- The Captains Smith
The name portion of the envelope is definitely the trickiest to navigate, but don’t forget about the actual address portion! It is formal etiquette to not abbreviate anything on envelopes (aside from titles like Mr., Mrs. etc.), which means that street extensions (Road, Avenue, Street) and state names should be spelled out. However, in breaking with tradition and perhaps modernizing envelope addressing a bit, we like to defer to our clients on this. We think it’s okay to write “NY” instead of “New York” so long as it’s consistent with the return address and what’s written on the actual invitation itself.
Your return address can go either on the back flap or the front upper left corner of the envelope. We typically prefer the back flap so the guest’s address stands out on the envelope front, especially if it’s hand lettered. We offer both printing and hand lettering services for return addresses. Another option is ordering a custom address stamp. They come in many different style options, don’t cost too much, and will come in handy with all the wedding-related mail you will be sending. No matter what you choose, just make sure the format of your return address is consistent with your guests’ addresses!
While this is your wedding, please note that more informal addressing (with no titles) might be seen as disrespectful to older and more conservative guests. Take into account the vibe of your big day, along with your invitees, and use your best judgement to determine what makes most sense for you.
Although it should be clear through your envelope addressing who exactly is invited to your wedding, some guests do still mistakenly assume their plus-one or children are welcome. If this is a concern for you, we recommend adding some explanatory information on your wedding website. But you may also need to follow up with guests personally to explain the situation.

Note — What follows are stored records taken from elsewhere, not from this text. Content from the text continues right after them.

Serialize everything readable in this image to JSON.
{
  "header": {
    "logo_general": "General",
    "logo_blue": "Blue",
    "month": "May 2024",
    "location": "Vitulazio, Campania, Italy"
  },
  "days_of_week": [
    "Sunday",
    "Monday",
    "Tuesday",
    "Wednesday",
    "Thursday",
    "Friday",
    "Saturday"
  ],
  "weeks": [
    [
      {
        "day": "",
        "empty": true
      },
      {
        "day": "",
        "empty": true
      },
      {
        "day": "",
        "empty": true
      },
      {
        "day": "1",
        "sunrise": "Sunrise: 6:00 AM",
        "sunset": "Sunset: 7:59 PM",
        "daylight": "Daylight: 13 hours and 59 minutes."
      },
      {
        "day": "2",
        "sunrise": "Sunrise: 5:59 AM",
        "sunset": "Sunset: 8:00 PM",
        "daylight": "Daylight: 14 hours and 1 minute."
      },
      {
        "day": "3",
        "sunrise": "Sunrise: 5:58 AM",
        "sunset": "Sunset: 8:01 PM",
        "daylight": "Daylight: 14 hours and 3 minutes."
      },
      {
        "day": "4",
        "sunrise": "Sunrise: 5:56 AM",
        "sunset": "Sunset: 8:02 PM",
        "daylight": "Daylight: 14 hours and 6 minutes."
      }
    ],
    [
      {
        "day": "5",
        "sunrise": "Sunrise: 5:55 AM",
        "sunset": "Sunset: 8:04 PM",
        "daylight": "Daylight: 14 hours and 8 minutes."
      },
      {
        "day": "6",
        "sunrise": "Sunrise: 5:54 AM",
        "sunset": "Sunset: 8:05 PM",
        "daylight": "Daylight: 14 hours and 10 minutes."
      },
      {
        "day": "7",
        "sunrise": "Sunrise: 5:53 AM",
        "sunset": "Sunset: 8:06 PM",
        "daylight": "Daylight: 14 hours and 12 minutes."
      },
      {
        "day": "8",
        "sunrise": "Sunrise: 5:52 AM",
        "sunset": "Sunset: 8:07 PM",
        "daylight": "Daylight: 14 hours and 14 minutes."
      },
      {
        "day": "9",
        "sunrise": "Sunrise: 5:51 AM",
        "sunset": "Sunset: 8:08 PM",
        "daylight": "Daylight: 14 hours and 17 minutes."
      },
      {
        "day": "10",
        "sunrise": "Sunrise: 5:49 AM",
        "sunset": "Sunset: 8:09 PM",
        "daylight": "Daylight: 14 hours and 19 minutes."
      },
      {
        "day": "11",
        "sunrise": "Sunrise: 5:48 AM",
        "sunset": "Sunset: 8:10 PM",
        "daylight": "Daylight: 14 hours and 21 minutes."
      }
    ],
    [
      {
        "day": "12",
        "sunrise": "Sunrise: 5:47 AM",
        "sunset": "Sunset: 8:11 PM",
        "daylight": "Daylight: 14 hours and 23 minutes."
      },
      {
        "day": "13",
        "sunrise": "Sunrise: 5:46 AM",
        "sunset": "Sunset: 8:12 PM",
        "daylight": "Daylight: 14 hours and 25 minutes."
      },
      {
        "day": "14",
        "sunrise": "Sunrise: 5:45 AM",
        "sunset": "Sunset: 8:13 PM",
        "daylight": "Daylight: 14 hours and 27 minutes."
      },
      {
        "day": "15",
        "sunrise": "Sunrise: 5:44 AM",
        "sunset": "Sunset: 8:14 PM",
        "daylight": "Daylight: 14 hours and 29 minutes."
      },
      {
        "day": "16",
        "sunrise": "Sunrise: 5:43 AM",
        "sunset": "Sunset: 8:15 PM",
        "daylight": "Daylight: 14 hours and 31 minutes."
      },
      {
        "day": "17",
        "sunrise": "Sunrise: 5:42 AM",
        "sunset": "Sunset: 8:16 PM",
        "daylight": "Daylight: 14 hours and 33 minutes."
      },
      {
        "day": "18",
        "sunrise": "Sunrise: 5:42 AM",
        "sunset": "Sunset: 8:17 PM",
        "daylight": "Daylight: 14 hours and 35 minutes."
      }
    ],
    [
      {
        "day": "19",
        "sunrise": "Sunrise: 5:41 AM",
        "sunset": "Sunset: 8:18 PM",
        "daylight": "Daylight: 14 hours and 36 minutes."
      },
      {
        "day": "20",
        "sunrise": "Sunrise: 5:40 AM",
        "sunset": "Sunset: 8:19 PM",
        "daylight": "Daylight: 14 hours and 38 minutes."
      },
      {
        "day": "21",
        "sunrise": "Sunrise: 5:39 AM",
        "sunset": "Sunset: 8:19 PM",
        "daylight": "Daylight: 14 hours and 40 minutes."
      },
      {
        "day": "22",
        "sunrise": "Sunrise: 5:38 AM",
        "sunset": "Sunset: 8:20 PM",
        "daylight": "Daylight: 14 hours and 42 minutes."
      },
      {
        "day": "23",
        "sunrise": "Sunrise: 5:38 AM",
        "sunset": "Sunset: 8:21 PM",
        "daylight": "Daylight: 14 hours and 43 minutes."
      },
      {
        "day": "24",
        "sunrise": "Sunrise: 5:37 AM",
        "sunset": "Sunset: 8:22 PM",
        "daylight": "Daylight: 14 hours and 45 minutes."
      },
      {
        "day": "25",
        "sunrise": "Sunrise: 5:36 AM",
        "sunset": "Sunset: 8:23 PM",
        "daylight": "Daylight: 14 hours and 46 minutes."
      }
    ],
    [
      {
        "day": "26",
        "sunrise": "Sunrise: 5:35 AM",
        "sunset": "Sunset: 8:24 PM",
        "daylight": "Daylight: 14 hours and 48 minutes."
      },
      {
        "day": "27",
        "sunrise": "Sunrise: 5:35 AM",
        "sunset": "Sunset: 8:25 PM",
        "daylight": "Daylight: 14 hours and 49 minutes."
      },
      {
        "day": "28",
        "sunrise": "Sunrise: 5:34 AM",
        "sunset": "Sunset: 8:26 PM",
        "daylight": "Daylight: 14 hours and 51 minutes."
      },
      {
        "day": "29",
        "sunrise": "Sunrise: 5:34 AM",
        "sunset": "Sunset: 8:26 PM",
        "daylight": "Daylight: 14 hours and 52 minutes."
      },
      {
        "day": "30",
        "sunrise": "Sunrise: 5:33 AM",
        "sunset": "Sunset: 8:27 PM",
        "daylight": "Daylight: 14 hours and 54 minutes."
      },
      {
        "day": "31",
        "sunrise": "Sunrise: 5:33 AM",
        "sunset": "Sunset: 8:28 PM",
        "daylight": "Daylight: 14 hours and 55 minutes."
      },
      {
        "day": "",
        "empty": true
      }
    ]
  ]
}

If you have any other questions about envelope addressing, or would like to hire us for your own envelopes, please contact us – we’d love to help!